You could do a bit of rewording and the same guidance would equally apply to many tech companies. How many expect entire tech teams or engineering departments to be on-call at all times? How many have no on-call rotation or roster to speak of?

On planning:

Plans must be simple and flexible. Actually they only form a datum plane from which you build as necessity directs or opportunity offers. They should be made by the people who are going to execute them.

This is clear and easy to understand. Every subordinate leader who received the letter would know that they should not be making detailed plans. The people who execute the plan should make the plan, and it is the job of the leader to provide the context and constraints for the plan. Which leads to the topic of orders.

Formal orders will be preceded by letters of instruction and by personal conferences. In this way the whole purpose of the operation will be made clear, together with the mission to be accomplished by each major unit. In this way, if communication breaks down during combat, each commander can and must so act as to attain the general objective. The order itself will be short, accompanied by a sketch – it tells WHAT to do, not HOW. It is really a memorandum and an assumption of responsibility by the issuing commander.

In other words, people should have a good understanding of the overall situation and context before any direction is given, and even then, the order should be short and should only describe WHAT needs to be done, but not HOW it should be done. Leaders provide the what, and the team doing the work provides options for the how.

Perhaps the most succinct guidance is contained in section 7, the final one of the letter.

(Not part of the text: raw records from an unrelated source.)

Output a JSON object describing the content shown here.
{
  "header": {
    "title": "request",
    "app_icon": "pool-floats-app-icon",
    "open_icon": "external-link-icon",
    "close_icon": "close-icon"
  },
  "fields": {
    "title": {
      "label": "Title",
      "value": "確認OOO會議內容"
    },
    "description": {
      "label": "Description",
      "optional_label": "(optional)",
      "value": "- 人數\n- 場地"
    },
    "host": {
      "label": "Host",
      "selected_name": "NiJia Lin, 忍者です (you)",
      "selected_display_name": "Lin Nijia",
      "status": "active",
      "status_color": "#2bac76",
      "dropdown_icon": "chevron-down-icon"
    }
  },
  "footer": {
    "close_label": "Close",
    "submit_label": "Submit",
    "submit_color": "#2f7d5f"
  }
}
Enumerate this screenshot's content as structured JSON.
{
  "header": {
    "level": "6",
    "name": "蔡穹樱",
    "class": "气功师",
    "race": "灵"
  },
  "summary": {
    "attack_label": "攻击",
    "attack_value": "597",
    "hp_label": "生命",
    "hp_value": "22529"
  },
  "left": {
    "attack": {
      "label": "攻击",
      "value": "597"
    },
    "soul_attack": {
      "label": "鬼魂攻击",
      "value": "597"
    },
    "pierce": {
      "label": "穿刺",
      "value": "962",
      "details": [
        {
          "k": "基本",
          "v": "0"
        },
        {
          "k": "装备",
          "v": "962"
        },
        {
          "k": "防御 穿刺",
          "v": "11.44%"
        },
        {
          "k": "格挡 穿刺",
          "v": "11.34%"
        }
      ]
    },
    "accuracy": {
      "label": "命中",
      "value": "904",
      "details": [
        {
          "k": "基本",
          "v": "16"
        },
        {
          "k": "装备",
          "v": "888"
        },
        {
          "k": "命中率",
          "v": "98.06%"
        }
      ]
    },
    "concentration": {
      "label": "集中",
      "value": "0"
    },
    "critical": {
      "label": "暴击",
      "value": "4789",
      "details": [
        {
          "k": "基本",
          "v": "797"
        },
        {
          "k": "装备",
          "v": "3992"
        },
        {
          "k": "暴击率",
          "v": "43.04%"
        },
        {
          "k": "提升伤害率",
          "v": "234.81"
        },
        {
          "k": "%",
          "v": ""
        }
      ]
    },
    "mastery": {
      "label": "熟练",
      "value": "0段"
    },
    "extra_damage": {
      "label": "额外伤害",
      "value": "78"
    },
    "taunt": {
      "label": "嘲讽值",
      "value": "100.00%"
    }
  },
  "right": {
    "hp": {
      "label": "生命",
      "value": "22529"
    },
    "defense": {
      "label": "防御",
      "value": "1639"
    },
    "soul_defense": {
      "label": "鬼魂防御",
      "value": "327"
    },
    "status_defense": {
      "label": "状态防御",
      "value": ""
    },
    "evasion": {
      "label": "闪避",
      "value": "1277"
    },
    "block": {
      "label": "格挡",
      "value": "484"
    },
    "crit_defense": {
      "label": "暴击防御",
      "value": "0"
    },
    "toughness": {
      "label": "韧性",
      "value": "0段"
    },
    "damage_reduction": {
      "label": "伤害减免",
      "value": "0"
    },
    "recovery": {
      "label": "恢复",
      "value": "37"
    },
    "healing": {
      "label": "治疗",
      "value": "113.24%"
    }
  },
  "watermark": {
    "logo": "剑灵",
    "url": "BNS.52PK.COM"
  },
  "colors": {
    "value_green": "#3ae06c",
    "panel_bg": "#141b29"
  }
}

Where to start

So we have some examples of a leader, who is responsible for a massive organization of around 250,000 people, and how they communicated their vision to their subordinate leadership. How can you translate this into your organization and what are some ways you can determine whether or not the communication is clear enough?

Whenever I’m talking with anyone at an organization, regardless of their position, I usually ask three questions very early in the conversation in order to help me understand the effectiveness of communication from senior leadership or, in the case of executives, how well they have internalized and can communicate their vision.

  • What is the mission of the company?
  • Why is that important?
  • How did the work you are doing today achieve progress towards the mission?

It is extremely rare to find people, let alone whole teams, who can answer those three questions. In the cases where I do encounter people who can answer these questions, I know their leadership is on the right track.

As a good starting point, every person in your team should be able to immediately answer these questions, from memory, because you as a leader were able to provide a clear and simple vision which can be easily memorized.

Making sure everyone understands those questions also forces a leader to consider them and to make sure their direction is focused and clear. Focus and clarity is like adding fuel to the fire for a growth-stage startup.